I understand why this movie is a Classic of Gay Cinema (TM). Literally no one in the movie judges Chris for having been in a relationship with Tory. Terry does judge her for how she's letting it control the rest of her life--he believes that it's detrimental to her athletics, which he considers more important. However, I get the impression that he'd act the same way if Denny were the one causing problems. What's pleasing is that Denny doesn't seem to care, either. It's hard to keep track of time in this movie, but it starts with the trials for the 1976 Olympic team and ends with trials for what is, let's face it, an honourary position on an Olympic team four years later that wasn't going anywhere. Chris and Tory were together for most of the time between those two. Denny doesn't care, because what matters to him is that Chris is faithful to him now. I like that attitude, even if I dislike the fact that she ends up with Denny in the first place.
Towne doesn't throw anything in the viewers face. Even though the initial central relationship of the film is a lesbian one, he always treats it as nothing more than it is. It's not sensational or overly dramatic, it's matter of fact and real, the exploration of a relationship that just happens to be between two women. This is Personal Best's strength, placing it far before its time as even now this kind of straight forward and normalizing of same sex relationships is still not particularly common in the media.
Robert Towne has written and/or contributed to a great many of classic works of cinema. He writes and directs this piece that is, for a movie about track and field, deadly slow. If you are interested in seeing a movie filled with wall-to-wall bad acting, Mariel Hemmingway's gargantuan caterpillar eyebrows, gratuitious athletic nudity (including one scene with Hemmingway helping a guy pee!)...maybe this film is for you.

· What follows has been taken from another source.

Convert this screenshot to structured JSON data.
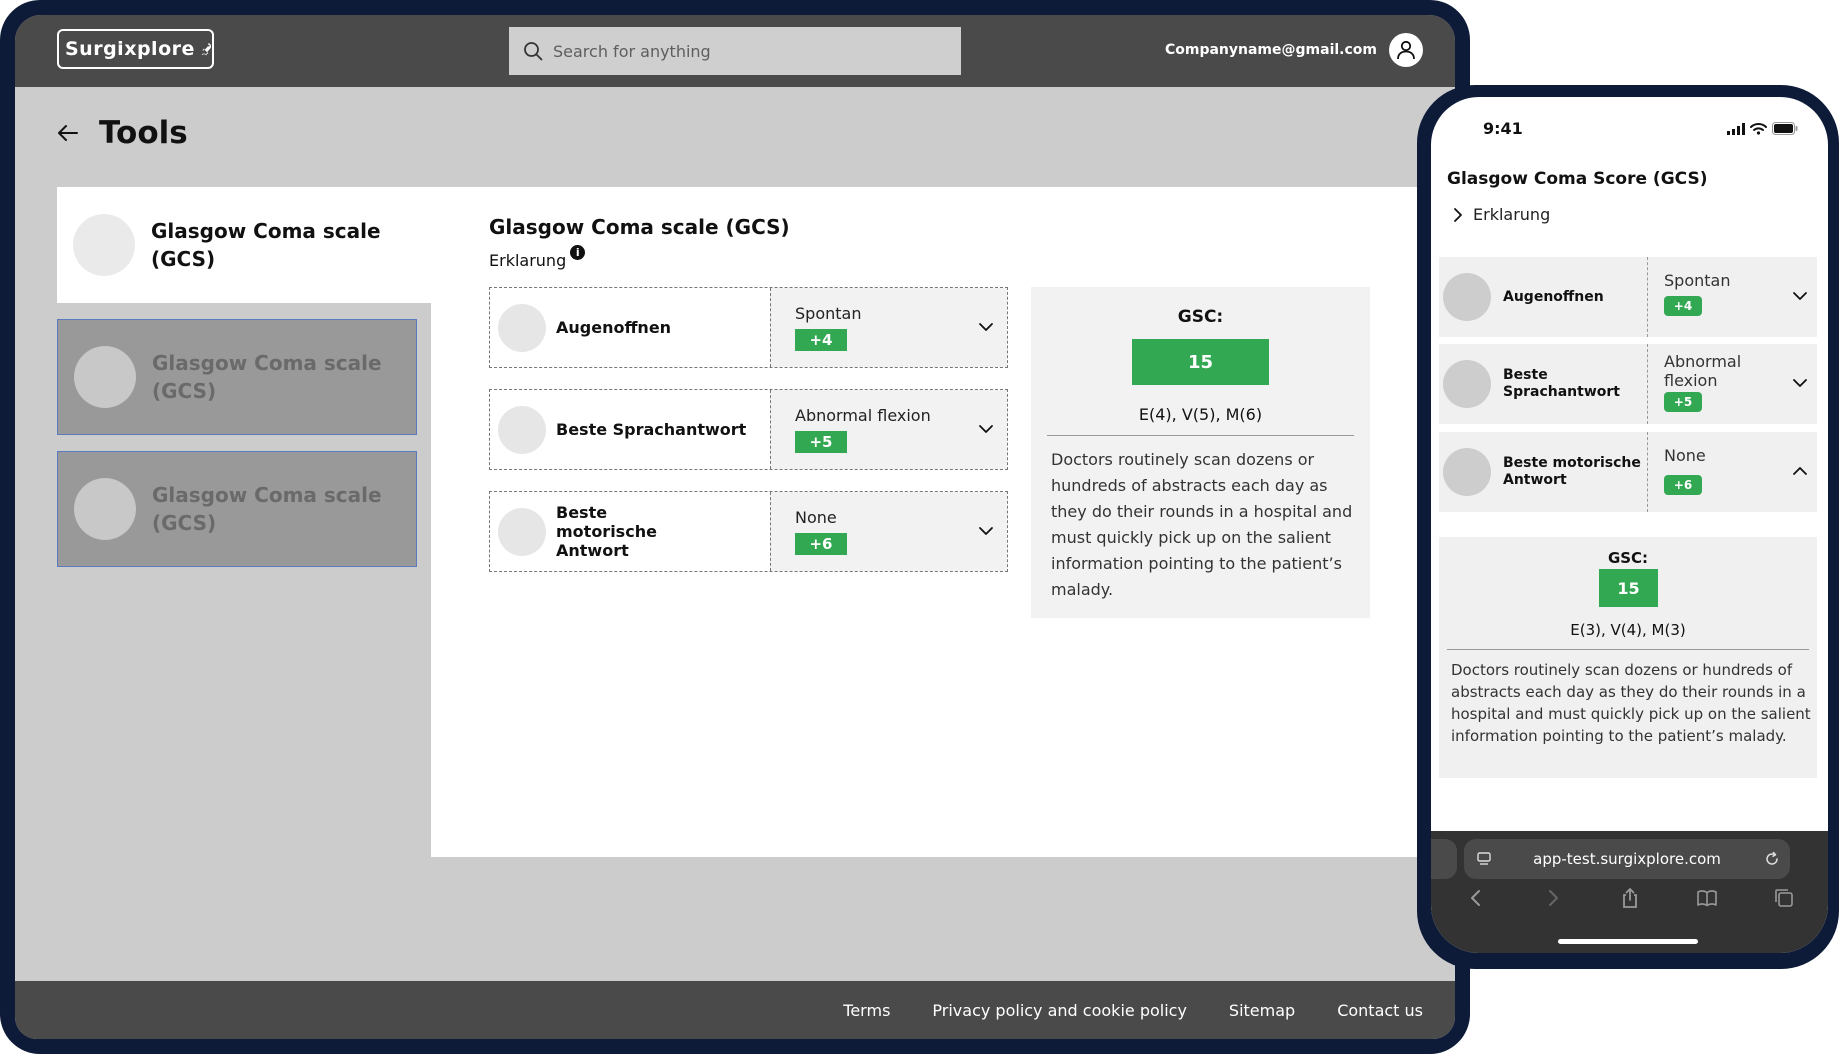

I will say that the race cinematography is breathtaking (bordering on pornographic) in its depiction of muscle contraction and beads of sweat clinging to a body.